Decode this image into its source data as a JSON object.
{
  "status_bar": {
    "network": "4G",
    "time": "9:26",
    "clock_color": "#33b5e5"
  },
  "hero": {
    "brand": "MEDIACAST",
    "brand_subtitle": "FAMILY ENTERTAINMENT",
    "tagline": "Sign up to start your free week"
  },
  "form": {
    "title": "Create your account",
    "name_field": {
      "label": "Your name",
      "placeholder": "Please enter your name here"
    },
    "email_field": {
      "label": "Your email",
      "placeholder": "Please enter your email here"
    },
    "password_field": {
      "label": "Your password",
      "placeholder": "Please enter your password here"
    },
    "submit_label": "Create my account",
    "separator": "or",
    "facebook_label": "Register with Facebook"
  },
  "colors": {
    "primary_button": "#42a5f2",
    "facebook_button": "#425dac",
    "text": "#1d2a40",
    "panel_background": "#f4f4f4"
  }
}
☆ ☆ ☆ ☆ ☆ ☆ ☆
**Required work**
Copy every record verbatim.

**Task solution**
Decode this image into its source data as a JSON object.
{
  "status_bar": {
    "network": "4G",
    "time": "9:26",
    "clock_color": "#33b5e5"
  },
  "hero": {
    "brand": "MEDIACAST",
    "brand_subtitle": "FAMILY ENTERTAINMENT",
    "tagline": "Sign up to start your free week"
  },
  "form": {
    "title": "Create your account",
    "name_field": {
      "label": "Your name",
      "placeholder": "Please enter your name here"
    },
    "email_field": {
      "label": "Your email",
      "placeholder": "Please enter your email here"
    },
    "password_field": {
      "label": "Your password",
      "placeholder": "Please enter your password here"
    },
    "submit_label": "Create my account",
    "separator": "or",
    "facebook_label": "Register with Facebook"
  },
  "colors": {
    "primary_button": "#42a5f2",
    "facebook_button": "#425dac",
    "text": "#1d2a40",
    "panel_background": "#f4f4f4"
  }
}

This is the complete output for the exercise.